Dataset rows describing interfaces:
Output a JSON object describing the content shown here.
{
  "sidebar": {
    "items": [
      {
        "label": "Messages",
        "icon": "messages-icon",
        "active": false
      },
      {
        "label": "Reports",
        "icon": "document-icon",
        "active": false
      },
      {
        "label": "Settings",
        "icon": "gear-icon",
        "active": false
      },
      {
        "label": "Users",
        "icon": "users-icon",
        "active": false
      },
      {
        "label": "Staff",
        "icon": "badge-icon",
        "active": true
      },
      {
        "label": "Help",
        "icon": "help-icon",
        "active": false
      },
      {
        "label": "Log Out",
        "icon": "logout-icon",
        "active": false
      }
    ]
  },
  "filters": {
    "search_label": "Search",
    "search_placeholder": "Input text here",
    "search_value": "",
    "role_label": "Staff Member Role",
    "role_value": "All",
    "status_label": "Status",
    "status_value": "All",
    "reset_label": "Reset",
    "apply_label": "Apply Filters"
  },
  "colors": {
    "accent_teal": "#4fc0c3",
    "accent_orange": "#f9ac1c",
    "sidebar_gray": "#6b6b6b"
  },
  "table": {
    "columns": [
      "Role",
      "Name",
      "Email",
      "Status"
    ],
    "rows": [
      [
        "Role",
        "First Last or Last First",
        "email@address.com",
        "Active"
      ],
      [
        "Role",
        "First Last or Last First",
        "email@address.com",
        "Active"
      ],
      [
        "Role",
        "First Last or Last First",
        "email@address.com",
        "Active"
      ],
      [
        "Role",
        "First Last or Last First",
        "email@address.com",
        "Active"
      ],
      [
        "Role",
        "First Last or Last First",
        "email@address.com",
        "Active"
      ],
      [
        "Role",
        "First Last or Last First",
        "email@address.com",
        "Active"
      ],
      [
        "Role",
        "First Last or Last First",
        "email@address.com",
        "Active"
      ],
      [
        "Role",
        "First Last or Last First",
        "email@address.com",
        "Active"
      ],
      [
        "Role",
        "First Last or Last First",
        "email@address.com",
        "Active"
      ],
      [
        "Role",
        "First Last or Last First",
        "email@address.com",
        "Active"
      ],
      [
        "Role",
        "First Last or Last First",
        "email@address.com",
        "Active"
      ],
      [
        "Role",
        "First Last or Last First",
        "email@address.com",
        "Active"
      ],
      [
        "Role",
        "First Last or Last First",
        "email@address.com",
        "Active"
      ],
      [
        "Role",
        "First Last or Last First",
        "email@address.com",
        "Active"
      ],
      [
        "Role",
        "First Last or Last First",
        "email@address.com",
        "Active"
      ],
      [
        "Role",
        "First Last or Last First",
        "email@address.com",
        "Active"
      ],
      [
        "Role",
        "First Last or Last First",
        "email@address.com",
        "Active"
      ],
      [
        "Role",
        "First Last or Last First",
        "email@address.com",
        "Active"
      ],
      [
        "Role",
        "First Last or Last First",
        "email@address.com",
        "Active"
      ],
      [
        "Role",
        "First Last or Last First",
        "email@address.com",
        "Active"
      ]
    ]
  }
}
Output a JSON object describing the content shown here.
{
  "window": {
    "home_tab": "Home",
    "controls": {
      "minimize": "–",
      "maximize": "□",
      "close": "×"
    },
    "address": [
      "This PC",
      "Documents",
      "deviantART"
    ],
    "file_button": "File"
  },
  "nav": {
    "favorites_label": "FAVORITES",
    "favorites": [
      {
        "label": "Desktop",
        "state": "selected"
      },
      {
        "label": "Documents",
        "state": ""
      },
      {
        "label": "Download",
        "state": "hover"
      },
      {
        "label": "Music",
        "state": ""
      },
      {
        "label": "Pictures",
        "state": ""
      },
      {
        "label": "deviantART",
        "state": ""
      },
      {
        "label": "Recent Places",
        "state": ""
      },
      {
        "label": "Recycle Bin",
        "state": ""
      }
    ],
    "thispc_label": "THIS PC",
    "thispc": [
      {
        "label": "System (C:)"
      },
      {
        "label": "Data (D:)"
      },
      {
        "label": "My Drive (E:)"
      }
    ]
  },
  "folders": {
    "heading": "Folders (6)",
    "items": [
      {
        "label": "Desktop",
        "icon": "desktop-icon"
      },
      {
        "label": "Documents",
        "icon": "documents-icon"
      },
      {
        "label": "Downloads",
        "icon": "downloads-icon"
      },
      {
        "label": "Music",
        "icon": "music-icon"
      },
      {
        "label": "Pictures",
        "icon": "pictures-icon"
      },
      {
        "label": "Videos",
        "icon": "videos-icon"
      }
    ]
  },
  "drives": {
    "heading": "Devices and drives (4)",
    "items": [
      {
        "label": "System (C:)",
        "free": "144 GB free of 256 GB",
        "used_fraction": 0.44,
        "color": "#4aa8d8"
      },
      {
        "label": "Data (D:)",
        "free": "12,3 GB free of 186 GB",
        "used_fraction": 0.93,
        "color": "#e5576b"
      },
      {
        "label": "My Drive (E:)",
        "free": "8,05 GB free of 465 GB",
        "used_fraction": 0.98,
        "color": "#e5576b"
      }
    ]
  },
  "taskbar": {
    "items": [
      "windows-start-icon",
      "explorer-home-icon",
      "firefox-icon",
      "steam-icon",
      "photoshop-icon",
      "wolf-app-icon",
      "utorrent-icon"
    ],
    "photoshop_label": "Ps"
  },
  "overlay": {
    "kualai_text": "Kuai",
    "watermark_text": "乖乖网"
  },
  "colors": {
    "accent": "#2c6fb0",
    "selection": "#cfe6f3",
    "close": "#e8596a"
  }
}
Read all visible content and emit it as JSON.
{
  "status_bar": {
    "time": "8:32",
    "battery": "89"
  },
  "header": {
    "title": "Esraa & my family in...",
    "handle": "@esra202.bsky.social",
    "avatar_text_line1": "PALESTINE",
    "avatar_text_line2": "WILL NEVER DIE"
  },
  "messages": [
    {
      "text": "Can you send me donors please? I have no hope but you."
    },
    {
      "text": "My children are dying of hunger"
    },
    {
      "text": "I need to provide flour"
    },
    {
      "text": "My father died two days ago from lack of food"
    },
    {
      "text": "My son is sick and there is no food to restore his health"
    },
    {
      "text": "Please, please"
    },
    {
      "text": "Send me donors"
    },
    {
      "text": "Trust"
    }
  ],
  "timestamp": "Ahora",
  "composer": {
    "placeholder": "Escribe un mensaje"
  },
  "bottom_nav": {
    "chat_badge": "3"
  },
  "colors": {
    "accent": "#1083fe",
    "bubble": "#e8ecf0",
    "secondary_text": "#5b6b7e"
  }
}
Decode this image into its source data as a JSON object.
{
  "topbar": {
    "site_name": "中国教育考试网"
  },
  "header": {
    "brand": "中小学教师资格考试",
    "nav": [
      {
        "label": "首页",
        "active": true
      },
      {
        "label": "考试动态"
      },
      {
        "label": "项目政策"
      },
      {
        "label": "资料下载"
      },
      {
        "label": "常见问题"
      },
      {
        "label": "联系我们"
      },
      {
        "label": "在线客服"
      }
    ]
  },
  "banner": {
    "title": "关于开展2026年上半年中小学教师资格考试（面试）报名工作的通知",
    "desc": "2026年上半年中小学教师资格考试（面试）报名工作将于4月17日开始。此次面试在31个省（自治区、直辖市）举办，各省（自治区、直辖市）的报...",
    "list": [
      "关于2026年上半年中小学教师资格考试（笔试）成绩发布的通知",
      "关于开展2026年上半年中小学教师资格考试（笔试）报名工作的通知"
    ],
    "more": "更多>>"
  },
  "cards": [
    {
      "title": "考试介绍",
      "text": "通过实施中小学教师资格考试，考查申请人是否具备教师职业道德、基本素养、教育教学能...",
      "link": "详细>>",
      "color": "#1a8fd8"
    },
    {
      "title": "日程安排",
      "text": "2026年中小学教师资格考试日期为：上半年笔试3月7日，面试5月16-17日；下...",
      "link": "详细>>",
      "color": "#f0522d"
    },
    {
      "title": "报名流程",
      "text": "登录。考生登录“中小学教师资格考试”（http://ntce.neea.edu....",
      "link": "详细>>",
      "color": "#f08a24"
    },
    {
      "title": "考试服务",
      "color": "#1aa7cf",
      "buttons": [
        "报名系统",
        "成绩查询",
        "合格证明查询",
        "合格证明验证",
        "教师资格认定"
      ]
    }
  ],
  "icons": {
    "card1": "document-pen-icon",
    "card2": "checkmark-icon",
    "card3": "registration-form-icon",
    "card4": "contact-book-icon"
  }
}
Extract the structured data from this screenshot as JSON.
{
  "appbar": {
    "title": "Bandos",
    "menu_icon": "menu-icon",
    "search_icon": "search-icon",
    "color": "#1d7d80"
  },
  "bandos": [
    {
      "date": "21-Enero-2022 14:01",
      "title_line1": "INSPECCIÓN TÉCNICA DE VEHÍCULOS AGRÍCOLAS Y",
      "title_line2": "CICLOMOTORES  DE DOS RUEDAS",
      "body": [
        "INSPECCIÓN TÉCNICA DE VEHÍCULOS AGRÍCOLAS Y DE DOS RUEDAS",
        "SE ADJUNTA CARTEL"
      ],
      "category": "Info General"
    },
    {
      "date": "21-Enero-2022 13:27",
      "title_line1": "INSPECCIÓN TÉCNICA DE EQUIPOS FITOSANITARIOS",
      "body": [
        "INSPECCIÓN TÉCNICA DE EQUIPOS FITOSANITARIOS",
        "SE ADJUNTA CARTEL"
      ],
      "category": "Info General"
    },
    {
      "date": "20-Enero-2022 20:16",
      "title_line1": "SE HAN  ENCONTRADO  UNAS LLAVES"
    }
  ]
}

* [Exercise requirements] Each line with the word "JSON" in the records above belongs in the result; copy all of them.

* [Solution to this task]
Output a JSON object describing the content shown here.
Output a JSON object describing the content shown here.
Read all visible content and emit it as JSON.
Decode this image into its source data as a JSON object.
Extract the structured data from this screenshot as JSON.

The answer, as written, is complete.